> **Directions**: What lines below hold the string "JSON"? Copy them all.
□ □ □ □ □ □ □
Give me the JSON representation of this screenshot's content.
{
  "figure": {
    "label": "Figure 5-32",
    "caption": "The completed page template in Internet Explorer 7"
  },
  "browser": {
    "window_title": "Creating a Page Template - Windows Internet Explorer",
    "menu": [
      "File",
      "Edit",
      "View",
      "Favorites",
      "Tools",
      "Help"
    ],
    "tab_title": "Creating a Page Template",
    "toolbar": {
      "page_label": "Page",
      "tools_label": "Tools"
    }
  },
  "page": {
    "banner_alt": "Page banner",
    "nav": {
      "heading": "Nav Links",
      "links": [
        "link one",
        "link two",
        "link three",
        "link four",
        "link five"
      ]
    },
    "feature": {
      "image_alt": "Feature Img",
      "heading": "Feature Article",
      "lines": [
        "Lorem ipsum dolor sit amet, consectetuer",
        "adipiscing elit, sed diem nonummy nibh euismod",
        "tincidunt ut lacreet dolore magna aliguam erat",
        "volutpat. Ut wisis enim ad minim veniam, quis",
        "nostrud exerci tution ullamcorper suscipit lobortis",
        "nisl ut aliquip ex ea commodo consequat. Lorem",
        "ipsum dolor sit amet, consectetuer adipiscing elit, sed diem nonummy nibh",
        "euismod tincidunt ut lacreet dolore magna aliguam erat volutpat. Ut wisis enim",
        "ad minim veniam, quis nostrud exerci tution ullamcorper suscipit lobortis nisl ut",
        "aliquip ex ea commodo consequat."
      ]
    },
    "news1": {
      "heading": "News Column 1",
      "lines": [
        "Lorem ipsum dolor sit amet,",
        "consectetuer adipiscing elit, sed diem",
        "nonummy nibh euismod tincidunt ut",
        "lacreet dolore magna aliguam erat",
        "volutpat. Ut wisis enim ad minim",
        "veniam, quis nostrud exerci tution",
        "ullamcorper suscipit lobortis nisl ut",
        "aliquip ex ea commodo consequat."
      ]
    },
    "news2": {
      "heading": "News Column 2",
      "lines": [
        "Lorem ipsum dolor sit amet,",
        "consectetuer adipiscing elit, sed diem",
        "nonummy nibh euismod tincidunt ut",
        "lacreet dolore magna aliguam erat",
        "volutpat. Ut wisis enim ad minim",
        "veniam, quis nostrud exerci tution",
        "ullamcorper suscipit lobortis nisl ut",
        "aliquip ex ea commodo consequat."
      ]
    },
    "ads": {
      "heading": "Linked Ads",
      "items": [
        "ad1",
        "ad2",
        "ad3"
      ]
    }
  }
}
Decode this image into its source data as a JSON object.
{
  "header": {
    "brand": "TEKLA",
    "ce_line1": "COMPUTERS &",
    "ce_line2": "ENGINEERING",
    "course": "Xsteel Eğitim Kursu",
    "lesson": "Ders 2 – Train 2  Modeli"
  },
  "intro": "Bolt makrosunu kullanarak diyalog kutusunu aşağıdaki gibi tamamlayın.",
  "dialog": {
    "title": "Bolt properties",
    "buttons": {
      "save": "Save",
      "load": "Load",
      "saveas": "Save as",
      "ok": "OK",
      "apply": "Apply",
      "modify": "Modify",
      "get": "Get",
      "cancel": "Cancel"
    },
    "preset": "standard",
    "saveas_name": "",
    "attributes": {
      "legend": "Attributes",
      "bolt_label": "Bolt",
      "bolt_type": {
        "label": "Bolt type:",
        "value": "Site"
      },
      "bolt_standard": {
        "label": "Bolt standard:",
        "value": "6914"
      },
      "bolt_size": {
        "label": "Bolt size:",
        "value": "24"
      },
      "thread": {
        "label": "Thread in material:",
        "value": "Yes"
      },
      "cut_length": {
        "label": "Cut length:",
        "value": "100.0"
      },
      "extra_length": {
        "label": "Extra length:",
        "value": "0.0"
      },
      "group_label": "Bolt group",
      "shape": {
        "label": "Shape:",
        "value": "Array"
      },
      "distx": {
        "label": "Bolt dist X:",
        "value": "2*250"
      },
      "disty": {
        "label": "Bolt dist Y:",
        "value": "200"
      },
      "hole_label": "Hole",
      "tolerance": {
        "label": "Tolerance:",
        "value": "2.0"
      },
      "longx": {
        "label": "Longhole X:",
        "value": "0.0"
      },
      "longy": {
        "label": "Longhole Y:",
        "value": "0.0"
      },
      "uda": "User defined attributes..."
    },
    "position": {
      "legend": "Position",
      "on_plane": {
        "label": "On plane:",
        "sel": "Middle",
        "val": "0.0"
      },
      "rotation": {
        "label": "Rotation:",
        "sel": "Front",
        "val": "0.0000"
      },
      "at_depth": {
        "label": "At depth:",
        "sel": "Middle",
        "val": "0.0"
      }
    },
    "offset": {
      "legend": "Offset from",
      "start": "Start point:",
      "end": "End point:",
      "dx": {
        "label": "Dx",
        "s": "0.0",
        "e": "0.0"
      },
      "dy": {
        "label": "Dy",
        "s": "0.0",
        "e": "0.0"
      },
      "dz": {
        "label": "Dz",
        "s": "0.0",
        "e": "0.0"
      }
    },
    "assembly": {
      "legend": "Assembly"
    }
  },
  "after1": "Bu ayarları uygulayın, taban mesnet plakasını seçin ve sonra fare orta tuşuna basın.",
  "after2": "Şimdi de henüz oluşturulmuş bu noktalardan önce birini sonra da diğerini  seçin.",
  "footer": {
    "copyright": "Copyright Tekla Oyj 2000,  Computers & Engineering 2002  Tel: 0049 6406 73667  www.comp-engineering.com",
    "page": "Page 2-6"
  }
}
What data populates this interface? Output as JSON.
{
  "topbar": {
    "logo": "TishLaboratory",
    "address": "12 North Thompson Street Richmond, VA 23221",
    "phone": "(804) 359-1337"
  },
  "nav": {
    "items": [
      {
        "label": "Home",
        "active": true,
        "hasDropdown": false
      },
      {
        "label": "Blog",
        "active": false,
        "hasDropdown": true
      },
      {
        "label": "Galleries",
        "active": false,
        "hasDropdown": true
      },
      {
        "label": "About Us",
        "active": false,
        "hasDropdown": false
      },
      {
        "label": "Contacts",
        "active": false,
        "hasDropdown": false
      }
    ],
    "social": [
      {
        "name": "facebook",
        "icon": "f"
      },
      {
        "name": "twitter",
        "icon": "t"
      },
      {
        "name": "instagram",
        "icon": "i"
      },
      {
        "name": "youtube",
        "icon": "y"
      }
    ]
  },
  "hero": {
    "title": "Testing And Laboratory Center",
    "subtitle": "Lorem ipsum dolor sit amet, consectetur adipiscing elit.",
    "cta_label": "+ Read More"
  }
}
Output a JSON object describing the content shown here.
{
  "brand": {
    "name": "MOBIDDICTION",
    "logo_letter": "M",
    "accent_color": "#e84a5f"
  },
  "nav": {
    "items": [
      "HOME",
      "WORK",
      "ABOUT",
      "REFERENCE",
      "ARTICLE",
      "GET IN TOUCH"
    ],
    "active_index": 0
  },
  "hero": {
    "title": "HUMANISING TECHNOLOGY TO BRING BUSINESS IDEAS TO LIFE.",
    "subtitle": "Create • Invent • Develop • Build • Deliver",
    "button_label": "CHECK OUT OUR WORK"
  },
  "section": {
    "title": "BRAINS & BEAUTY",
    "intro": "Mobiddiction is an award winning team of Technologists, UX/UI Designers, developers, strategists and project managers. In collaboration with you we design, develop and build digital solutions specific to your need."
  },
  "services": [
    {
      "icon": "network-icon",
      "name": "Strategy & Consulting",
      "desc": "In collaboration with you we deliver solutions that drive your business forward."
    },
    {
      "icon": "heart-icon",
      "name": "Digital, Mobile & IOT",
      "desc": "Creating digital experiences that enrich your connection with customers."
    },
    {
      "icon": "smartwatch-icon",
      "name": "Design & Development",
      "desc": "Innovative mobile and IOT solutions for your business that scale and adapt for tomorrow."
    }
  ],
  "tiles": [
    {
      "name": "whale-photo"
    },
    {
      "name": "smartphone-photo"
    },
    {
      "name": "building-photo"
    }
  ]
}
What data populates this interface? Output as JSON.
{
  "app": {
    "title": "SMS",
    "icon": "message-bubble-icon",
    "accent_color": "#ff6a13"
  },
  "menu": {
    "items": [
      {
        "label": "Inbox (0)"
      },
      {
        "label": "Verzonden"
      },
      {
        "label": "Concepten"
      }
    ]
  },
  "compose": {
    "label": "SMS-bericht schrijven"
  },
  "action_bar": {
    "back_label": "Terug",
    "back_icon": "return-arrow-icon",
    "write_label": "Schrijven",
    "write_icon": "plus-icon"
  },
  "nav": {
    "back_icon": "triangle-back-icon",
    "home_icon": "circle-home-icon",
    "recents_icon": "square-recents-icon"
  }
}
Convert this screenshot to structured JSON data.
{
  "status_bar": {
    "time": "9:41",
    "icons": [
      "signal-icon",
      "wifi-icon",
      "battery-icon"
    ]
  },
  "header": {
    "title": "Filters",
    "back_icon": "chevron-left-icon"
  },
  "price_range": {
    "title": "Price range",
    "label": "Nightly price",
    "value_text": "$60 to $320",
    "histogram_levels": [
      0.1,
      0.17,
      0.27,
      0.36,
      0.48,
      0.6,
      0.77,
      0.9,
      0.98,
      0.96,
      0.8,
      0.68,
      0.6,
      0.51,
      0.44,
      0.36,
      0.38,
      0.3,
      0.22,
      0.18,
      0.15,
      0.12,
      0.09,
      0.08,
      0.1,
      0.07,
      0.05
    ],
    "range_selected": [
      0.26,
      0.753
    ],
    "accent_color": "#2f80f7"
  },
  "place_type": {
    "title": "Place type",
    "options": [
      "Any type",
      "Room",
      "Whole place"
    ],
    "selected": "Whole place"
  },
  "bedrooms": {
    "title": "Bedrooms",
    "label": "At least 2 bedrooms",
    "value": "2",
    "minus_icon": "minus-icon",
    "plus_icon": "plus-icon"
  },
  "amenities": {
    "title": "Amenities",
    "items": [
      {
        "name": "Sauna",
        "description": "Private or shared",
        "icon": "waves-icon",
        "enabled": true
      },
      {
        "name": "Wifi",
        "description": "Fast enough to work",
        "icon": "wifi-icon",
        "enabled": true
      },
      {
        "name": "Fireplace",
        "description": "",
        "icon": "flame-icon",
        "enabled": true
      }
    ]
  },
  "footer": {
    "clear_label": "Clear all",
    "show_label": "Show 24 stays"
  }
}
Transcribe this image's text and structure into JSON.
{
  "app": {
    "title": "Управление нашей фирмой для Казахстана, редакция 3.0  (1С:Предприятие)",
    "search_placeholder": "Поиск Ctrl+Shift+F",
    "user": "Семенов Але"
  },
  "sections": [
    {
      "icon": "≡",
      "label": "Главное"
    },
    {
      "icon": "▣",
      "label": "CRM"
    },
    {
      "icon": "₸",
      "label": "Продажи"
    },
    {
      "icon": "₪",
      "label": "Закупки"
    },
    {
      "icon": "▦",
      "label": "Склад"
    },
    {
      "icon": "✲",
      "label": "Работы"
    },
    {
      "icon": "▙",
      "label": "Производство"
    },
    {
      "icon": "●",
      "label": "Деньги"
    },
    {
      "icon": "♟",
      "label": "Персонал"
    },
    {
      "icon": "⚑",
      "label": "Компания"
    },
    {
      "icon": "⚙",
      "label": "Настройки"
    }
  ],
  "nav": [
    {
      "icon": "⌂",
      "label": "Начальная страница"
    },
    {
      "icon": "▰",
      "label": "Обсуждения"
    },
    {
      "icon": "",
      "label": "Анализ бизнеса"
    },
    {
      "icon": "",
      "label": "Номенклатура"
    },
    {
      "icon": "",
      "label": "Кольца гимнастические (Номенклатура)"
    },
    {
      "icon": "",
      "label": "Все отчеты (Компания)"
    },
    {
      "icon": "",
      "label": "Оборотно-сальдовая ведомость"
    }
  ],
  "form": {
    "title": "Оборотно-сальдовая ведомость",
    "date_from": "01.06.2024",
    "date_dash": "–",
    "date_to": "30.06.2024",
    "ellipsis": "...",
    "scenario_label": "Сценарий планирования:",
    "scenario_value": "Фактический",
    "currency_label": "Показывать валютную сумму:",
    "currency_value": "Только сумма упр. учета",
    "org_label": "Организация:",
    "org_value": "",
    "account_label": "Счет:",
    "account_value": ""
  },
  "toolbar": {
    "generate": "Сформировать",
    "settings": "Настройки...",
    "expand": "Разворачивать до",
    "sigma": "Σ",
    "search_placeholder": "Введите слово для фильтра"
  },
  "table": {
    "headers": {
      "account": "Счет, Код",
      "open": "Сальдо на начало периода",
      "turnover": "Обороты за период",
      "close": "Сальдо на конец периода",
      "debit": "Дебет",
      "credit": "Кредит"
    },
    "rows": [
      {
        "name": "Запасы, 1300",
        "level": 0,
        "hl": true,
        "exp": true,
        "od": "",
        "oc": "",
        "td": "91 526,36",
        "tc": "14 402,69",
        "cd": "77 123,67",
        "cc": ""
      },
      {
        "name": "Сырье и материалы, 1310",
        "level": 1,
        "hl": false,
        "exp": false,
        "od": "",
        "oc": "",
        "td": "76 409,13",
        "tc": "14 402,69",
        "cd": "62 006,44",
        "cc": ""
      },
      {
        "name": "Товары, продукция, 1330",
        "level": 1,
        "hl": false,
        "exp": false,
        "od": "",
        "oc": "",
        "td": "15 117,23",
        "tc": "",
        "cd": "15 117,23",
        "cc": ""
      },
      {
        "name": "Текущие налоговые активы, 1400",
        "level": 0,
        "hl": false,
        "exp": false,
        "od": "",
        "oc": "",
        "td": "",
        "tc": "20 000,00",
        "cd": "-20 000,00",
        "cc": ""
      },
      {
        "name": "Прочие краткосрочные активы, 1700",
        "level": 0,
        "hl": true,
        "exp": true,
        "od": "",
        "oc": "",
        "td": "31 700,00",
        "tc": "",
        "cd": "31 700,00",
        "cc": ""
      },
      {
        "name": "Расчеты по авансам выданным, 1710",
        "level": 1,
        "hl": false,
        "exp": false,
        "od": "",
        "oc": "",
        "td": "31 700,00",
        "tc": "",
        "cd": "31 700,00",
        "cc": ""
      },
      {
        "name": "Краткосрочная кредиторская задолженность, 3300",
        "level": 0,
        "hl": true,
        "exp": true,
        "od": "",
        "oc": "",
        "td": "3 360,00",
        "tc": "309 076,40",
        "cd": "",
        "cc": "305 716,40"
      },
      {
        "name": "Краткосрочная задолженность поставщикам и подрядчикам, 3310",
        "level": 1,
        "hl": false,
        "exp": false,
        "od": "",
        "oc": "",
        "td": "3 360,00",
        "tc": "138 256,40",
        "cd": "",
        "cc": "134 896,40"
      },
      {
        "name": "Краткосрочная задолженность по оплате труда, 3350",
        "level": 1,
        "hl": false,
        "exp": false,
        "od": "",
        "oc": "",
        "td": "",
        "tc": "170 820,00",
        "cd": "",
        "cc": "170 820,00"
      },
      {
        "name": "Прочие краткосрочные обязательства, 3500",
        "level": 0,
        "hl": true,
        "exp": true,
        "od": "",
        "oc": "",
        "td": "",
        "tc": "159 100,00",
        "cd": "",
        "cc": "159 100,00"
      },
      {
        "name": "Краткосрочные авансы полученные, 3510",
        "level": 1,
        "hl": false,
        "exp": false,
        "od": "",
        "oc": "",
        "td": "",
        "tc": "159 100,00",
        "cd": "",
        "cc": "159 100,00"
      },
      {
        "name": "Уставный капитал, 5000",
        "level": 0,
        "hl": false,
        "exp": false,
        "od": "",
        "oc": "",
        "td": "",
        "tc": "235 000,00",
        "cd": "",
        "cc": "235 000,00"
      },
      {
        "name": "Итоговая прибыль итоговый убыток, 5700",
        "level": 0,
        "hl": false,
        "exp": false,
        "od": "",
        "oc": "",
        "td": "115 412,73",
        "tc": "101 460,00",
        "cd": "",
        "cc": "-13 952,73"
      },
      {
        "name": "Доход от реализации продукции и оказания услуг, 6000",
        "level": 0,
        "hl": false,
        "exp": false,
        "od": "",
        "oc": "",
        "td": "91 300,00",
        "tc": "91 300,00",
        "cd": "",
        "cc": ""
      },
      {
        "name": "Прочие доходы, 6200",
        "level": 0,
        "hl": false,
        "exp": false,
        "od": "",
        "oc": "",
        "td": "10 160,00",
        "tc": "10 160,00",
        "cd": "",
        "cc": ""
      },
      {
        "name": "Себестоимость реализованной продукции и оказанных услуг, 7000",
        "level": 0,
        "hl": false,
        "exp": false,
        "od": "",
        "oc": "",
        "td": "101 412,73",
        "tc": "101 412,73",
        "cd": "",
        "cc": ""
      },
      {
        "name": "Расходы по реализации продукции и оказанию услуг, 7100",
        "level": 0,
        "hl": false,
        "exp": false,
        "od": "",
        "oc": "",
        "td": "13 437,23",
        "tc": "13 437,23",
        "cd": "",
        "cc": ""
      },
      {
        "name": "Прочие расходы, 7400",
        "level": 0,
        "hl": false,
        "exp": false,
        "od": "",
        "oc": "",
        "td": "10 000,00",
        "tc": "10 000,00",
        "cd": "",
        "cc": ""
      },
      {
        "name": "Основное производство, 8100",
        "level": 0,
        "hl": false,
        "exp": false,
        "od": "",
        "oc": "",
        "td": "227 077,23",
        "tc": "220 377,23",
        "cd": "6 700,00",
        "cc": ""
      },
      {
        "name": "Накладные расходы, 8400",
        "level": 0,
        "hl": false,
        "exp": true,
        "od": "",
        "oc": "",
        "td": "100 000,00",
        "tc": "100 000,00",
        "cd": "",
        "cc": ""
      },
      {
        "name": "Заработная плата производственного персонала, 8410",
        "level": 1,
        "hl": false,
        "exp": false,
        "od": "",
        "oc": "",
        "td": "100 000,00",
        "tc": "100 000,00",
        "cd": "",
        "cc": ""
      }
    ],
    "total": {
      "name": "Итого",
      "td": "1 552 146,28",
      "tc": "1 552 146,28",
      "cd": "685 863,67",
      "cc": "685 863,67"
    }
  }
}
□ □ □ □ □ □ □
> **Answer for this exercise**:
Give me the JSON representation of this screenshot's content.
Decode this image into its source data as a JSON object.
What data populates this interface? Output as JSON.
Output a JSON object describing the content shown here.
What data populates this interface? Output as JSON.
Convert this screenshot to structured JSON data.
Transcribe this image's text and structure into JSON.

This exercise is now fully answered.